EXERCISE PROMPT: Collect every line of the records below that contains the word "Deafault".

Excerpts from an interface dataset:

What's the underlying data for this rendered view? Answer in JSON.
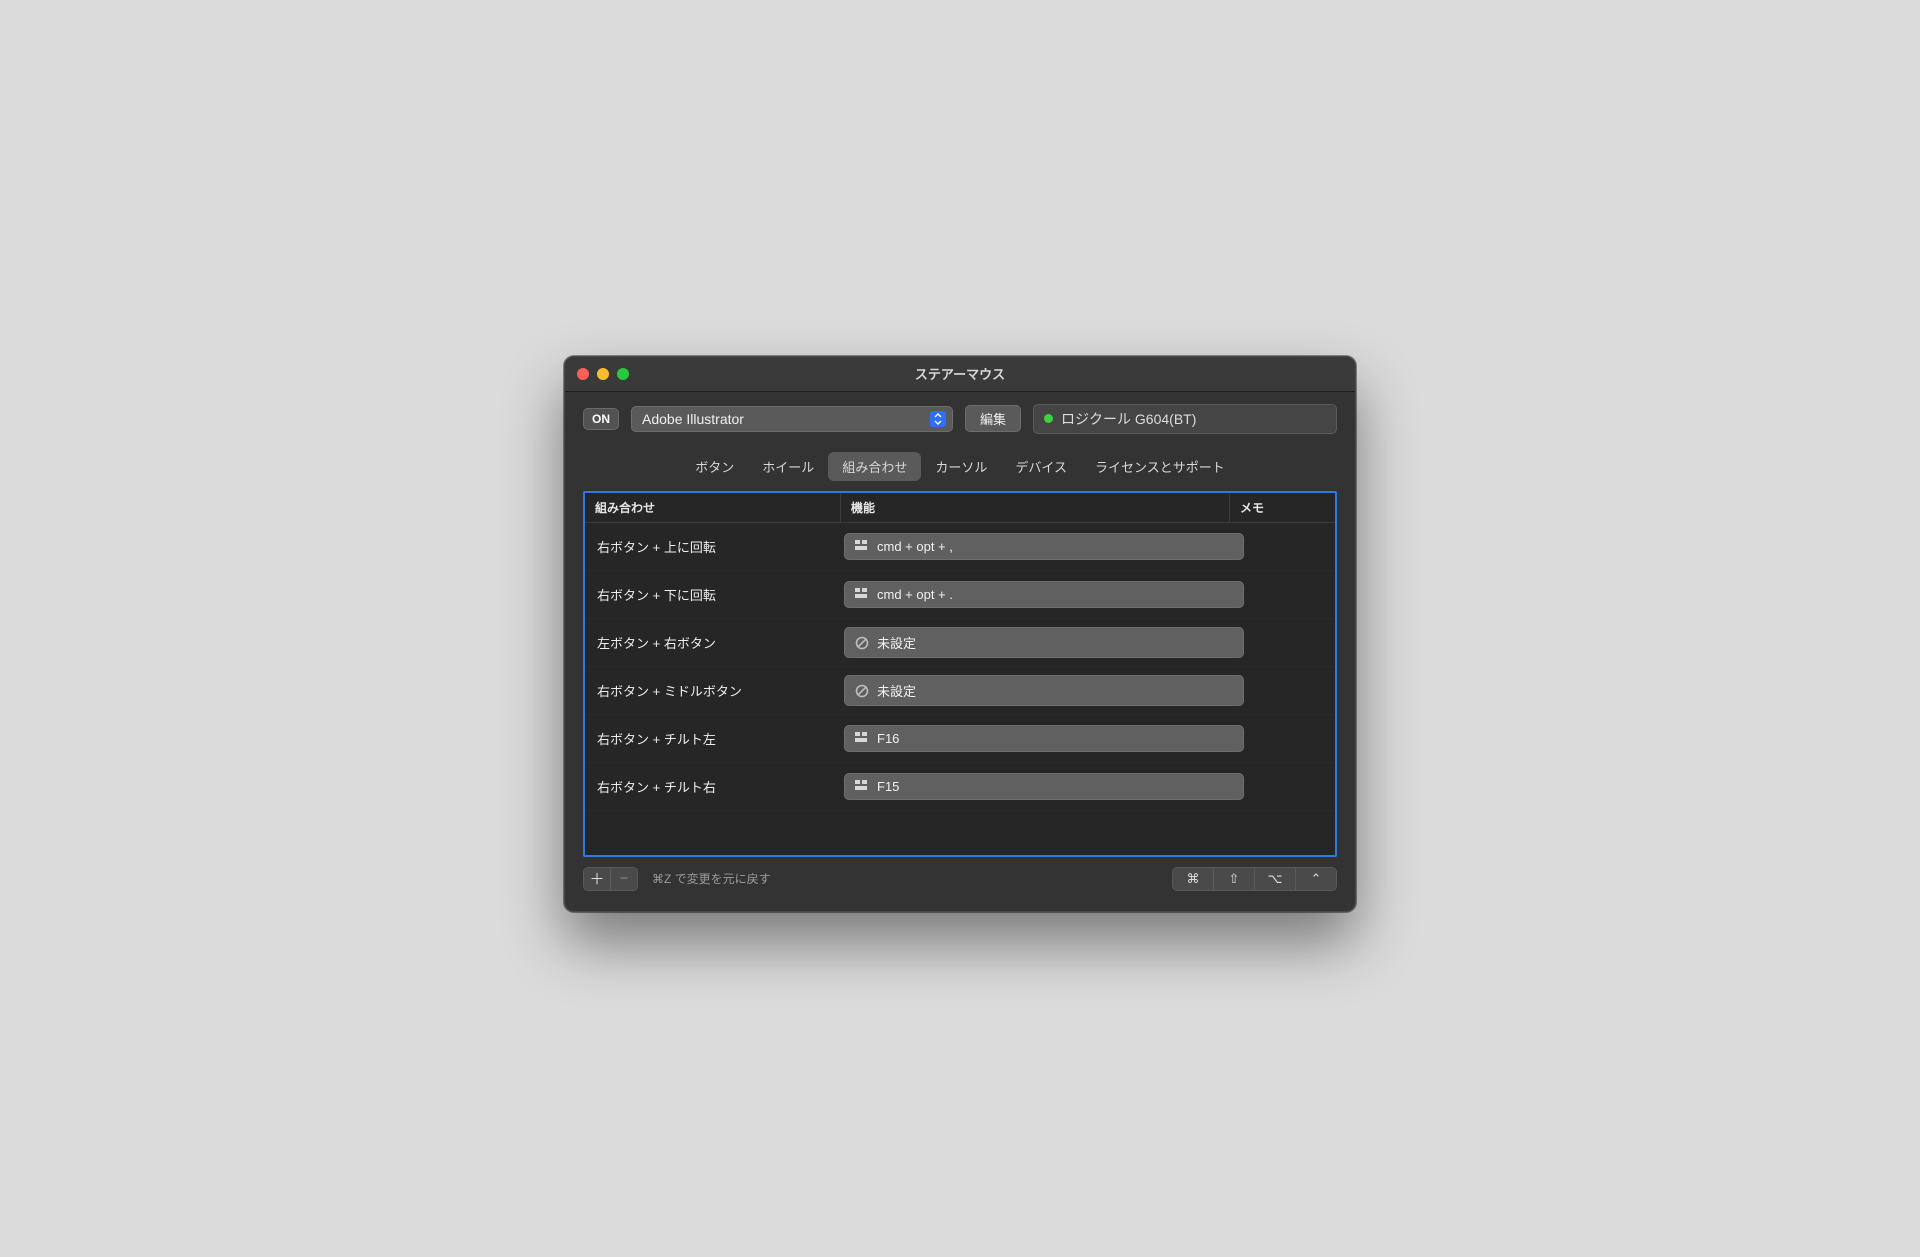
{
  "window": {
    "title": "ステアーマウス"
  },
  "toolbar": {
    "on": "ON",
    "app": "Adobe Illustrator",
    "edit": "編集",
    "device": "ロジクール G604(BT)"
  },
  "tabs": [
    "ボタン",
    "ホイール",
    "組み合わせ",
    "カーソル",
    "デバイス",
    "ライセンスとサポート"
  ],
  "active_tab_index": 2,
  "columns": {
    "combo": "組み合わせ",
    "function": "機能",
    "memo": "メモ"
  },
  "rows": [
    {
      "combo": "右ボタン + 上に回転",
      "icon": "shortcut",
      "function": "cmd + opt + ,"
    },
    {
      "combo": "右ボタン + 下に回転",
      "icon": "shortcut",
      "function": "cmd + opt + ."
    },
    {
      "combo": "左ボタン + 右ボタン",
      "icon": "none",
      "function": "未設定"
    },
    {
      "combo": "右ボタン + ミドルボタン",
      "icon": "none",
      "function": "未設定"
    },
    {
      "combo": "右ボタン + チルト左",
      "icon": "shortcut",
      "function": "F16"
    },
    {
      "combo": "右ボタン + チルト右",
      "icon": "shortcut",
      "function": "F15"
    }
  ],
  "footer": {
    "undo": "⌘Z で変更を元に戻す",
    "mods": [
      "⌘",
      "⇧",
      "⌥",
      "⌃"
    ]
  }
}
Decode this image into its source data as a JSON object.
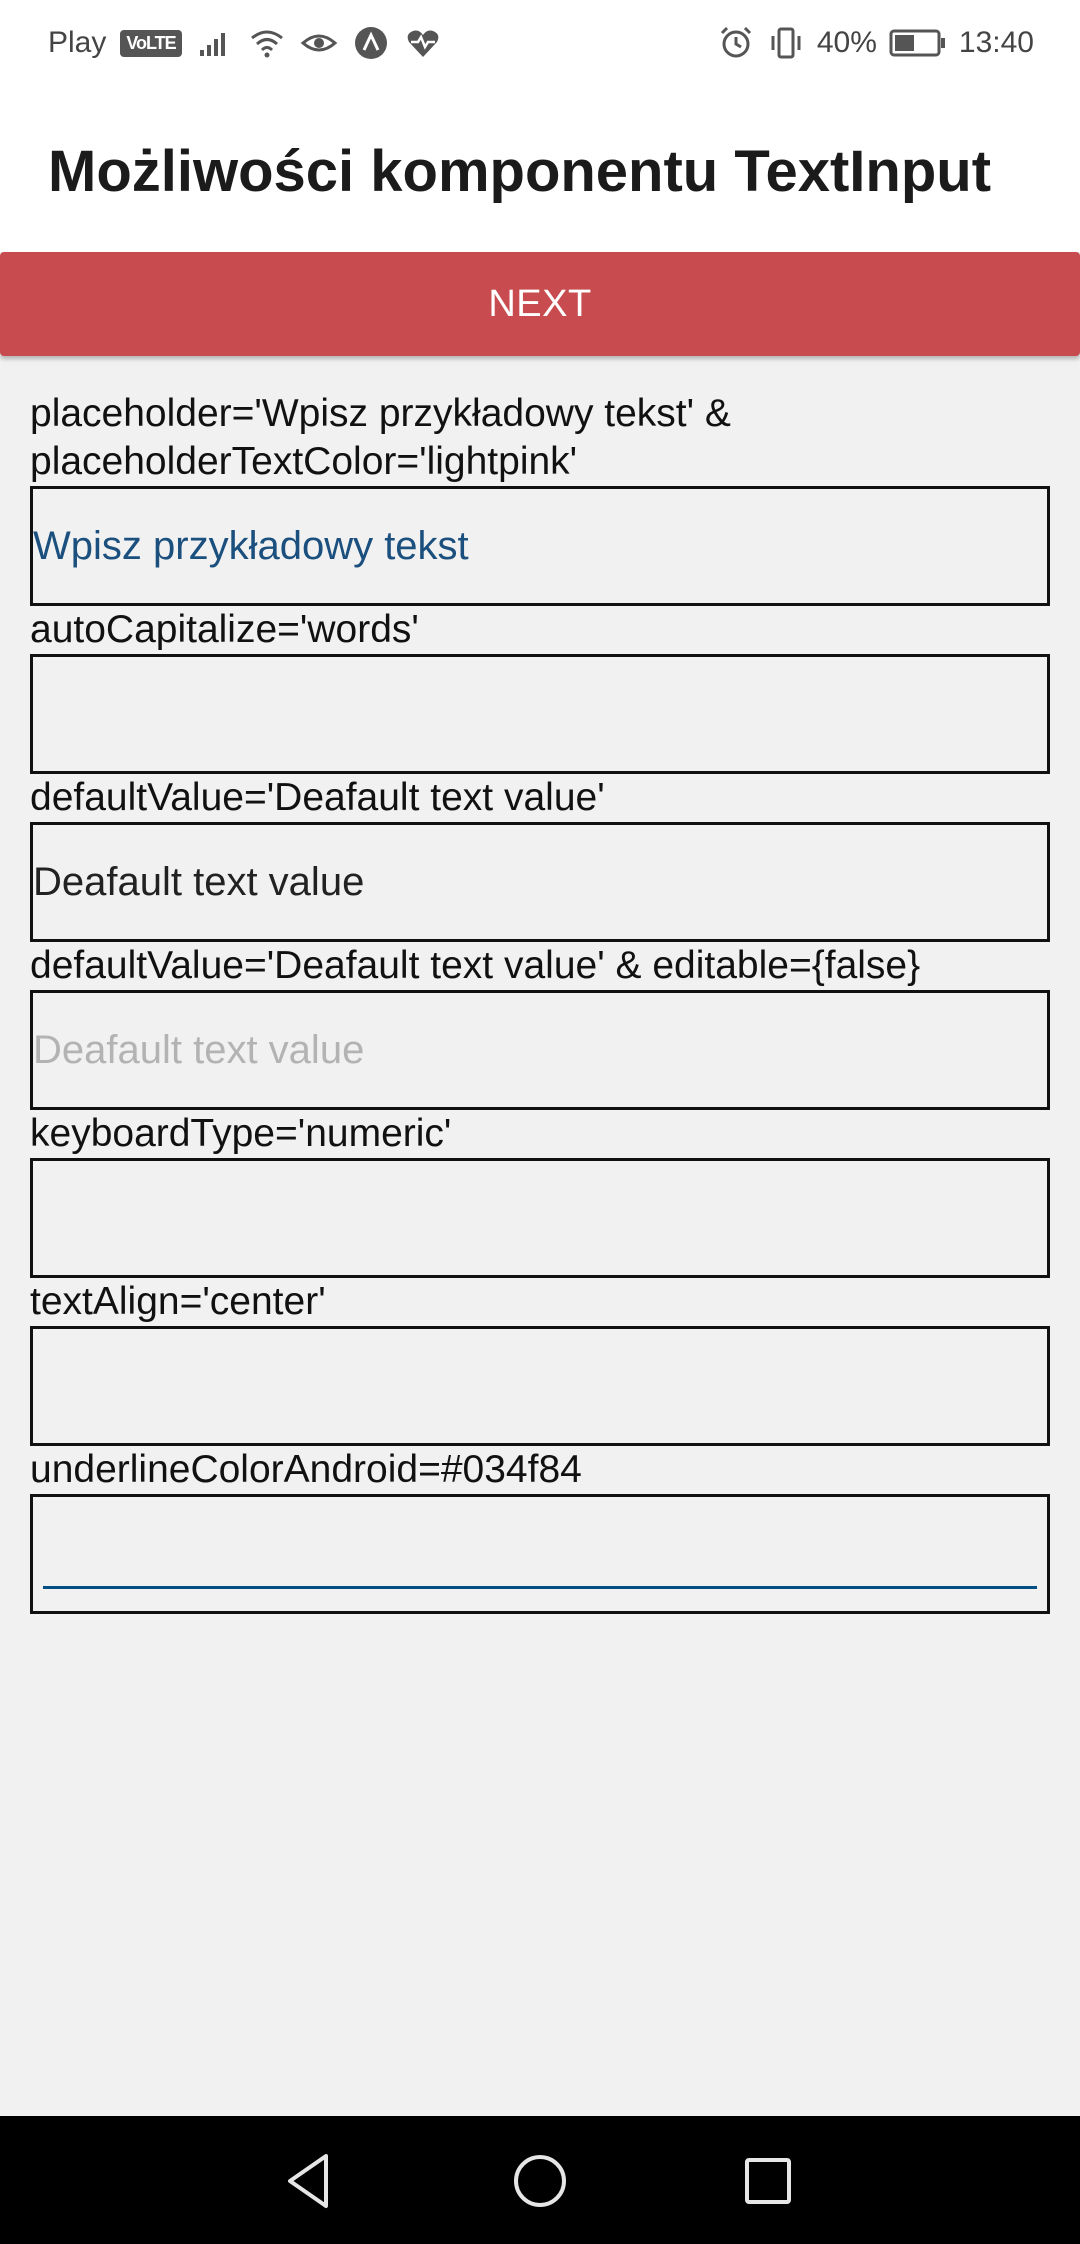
{
  "status_bar": {
    "carrier": "Play",
    "volte": "VoLTE",
    "battery": "40%",
    "time": "13:40"
  },
  "header": {
    "title": "Możliwości komponentu TextInput"
  },
  "toolbar": {
    "next_label": "NEXT"
  },
  "fields": [
    {
      "label": "placeholder='Wpisz przykładowy tekst' &\nplaceholderTextColor='lightpink'",
      "value": "",
      "placeholder": "Wpisz przykładowy tekst"
    },
    {
      "label": "autoCapitalize='words'",
      "value": "",
      "placeholder": ""
    },
    {
      "label": "defaultValue='Deafault text value'",
      "value": "Deafault text value",
      "placeholder": ""
    },
    {
      "label": "defaultValue='Deafault text value' & editable={false}",
      "value": "Deafault text value",
      "placeholder": ""
    },
    {
      "label": "keyboardType='numeric'",
      "value": "",
      "placeholder": ""
    },
    {
      "label": "textAlign='center'",
      "value": "",
      "placeholder": ""
    },
    {
      "label": "underlineColorAndroid=#034f84",
      "value": "",
      "placeholder": ""
    }
  ],
  "colors": {
    "next_button": "#c84c4f",
    "placeholder_text": "#1b4f7e",
    "underline": "#034f84",
    "background": "#f1f1f1"
  },
  "icons": {
    "status": [
      "signal-icon",
      "wifi-icon",
      "eye-icon",
      "app-icon",
      "heart-rate-icon",
      "alarm-icon",
      "vibrate-icon",
      "battery-icon"
    ],
    "nav": [
      "back-icon",
      "home-icon",
      "recents-icon"
    ]
  }
}
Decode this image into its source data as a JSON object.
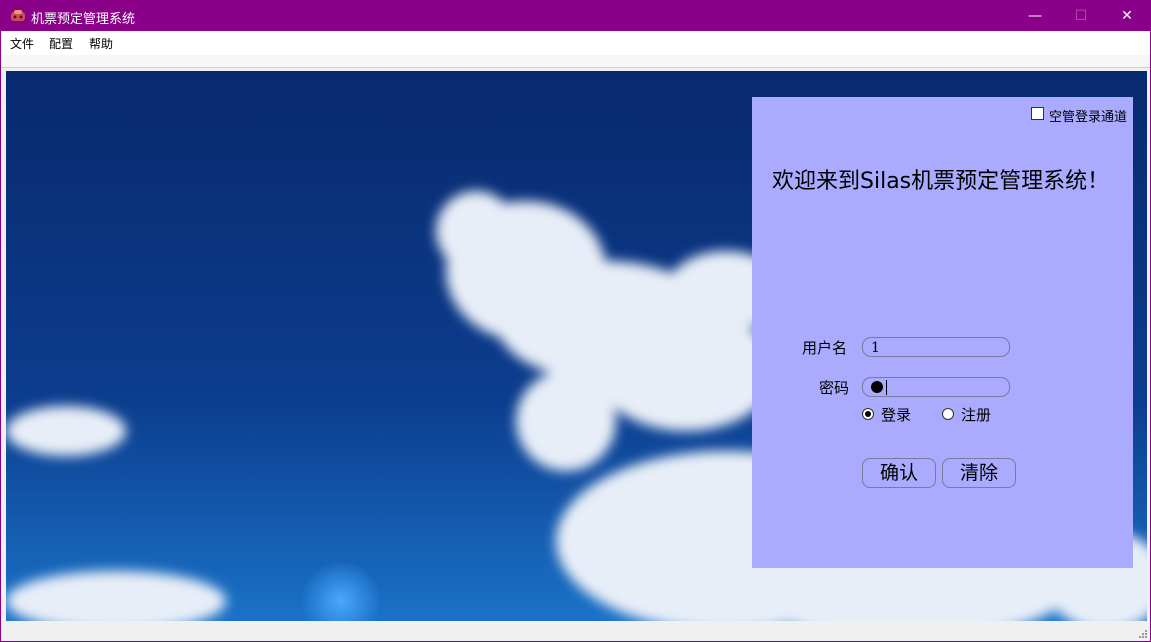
{
  "window": {
    "title": "机票预定管理系统",
    "accent": "#8b0089",
    "controls": {
      "minimize": "—",
      "maximize": "☐",
      "close": "✕"
    }
  },
  "menu": {
    "items": [
      "文件",
      "配置",
      "帮助"
    ]
  },
  "login": {
    "admin_checkbox": {
      "label": "空管登录通道",
      "checked": false
    },
    "welcome": "欢迎来到Silas机票预定管理系统！",
    "username": {
      "label": "用户名",
      "value": "1"
    },
    "password": {
      "label": "密码",
      "masked_chars": 1
    },
    "mode": {
      "options": [
        "登录",
        "注册"
      ],
      "selected": "登录"
    },
    "buttons": {
      "confirm": "确认",
      "clear": "清除"
    },
    "panel_color": "#aaaafe"
  },
  "background": {
    "description_icon": "sky-clouds-image"
  }
}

RESULT OF THE TASK:
      "label": "defaultValue='Deafault text value'",
      "value": "Deafault text value",
      "label": "defaultValue='Deafault text value' & editable={false}",
      "value": "Deafault text value",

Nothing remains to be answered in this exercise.